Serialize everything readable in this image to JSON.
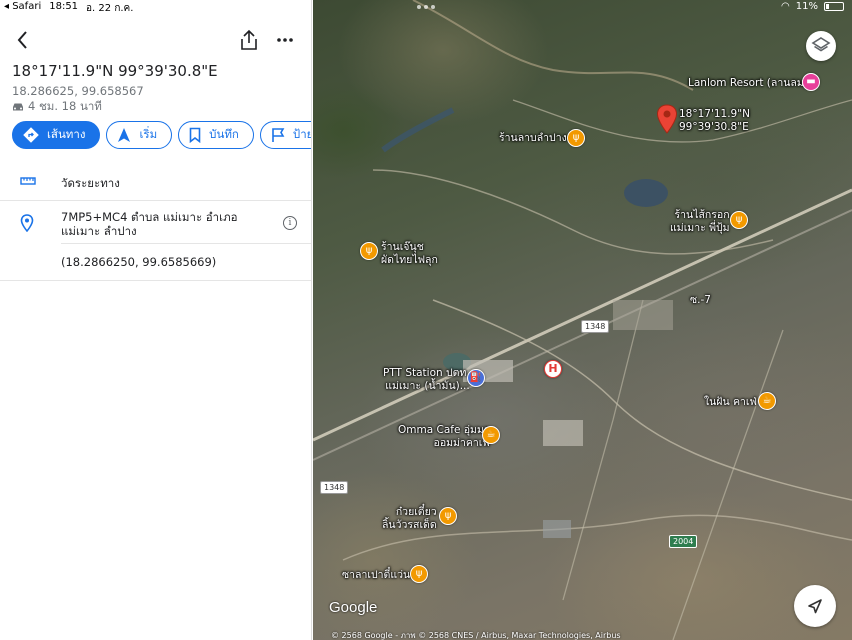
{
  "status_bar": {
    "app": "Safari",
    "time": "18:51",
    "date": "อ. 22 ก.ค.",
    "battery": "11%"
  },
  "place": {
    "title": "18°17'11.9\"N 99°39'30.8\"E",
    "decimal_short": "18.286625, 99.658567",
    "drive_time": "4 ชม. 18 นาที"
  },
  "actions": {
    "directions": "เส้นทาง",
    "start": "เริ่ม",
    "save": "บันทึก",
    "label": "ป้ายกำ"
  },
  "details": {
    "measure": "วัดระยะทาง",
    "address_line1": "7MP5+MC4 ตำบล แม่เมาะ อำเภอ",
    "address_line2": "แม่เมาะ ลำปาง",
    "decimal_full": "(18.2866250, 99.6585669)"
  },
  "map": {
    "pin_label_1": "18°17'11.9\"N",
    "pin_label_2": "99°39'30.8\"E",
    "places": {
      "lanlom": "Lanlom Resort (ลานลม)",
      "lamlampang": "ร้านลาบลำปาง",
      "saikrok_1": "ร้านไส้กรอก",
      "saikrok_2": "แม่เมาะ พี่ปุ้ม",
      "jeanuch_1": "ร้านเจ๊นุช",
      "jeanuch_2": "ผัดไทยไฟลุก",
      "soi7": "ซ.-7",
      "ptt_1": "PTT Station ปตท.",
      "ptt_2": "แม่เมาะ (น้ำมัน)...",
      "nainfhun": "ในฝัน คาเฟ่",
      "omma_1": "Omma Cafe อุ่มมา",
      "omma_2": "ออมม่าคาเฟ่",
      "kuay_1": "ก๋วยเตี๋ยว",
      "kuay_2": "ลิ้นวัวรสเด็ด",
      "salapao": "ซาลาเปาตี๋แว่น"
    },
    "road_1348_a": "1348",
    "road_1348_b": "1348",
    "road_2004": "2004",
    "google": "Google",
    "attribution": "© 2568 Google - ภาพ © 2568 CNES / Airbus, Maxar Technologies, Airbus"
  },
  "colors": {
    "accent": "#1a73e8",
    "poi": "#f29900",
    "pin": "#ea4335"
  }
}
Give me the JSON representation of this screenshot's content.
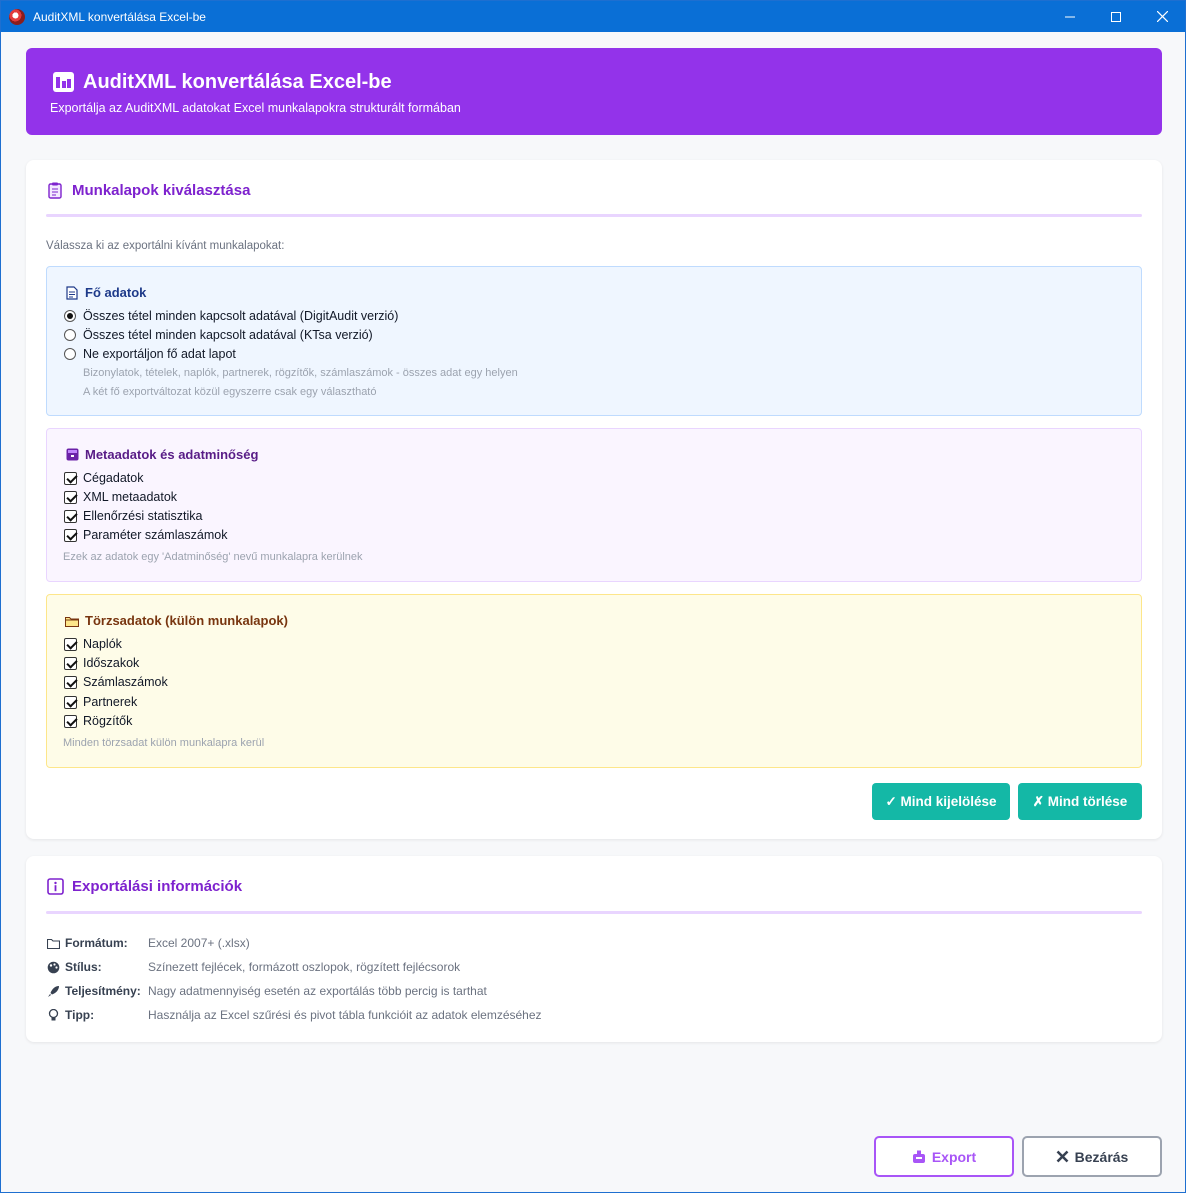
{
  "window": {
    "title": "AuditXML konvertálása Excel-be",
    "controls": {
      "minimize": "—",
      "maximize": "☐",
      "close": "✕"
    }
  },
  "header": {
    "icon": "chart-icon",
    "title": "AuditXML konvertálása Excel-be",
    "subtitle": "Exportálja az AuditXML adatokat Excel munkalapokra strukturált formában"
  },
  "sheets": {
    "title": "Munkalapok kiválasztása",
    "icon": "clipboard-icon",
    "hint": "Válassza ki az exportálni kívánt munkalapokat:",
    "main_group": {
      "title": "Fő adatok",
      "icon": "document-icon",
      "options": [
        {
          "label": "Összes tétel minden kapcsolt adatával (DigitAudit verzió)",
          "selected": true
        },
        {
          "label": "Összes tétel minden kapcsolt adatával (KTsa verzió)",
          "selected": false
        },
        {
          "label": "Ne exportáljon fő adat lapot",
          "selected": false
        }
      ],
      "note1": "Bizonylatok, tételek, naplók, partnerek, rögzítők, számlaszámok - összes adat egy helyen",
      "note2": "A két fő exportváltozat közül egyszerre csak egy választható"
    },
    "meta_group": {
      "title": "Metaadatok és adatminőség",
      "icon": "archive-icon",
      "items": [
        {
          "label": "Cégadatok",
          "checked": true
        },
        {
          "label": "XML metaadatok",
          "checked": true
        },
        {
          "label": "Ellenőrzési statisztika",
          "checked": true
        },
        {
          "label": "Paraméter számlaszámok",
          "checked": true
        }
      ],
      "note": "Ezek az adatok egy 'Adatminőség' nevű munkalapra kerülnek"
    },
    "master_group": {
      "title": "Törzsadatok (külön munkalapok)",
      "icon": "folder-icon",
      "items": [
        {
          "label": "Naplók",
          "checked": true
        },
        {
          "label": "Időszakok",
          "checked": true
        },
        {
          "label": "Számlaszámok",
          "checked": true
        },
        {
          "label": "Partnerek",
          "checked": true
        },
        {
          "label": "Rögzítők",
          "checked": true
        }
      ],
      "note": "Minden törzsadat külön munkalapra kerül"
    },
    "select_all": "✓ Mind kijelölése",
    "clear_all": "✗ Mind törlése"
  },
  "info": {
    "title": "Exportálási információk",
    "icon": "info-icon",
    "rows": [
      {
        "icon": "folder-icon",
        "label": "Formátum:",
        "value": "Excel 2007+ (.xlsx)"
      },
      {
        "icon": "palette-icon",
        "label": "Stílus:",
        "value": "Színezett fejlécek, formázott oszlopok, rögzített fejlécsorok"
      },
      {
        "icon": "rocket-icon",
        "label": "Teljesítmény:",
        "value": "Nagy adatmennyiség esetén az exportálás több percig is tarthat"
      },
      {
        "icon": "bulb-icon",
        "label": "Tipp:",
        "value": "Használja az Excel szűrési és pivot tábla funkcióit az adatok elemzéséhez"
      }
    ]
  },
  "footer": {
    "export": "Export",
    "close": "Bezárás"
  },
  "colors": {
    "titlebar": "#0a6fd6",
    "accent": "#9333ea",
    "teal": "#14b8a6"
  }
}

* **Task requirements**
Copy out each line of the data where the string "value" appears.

* **The answer**
        "value": "Excel 2007+ (.xlsx)"
        "value": "Színezett fejlécek, formázott oszlopok, rögzített fejlécsorok"
        "value": "Nagy adatmennyiség esetén az exportálás több percig is tarthat"
        "value": "Használja az Excel szűrési és pivot tábla funkcióit az adatok elemzéséhez"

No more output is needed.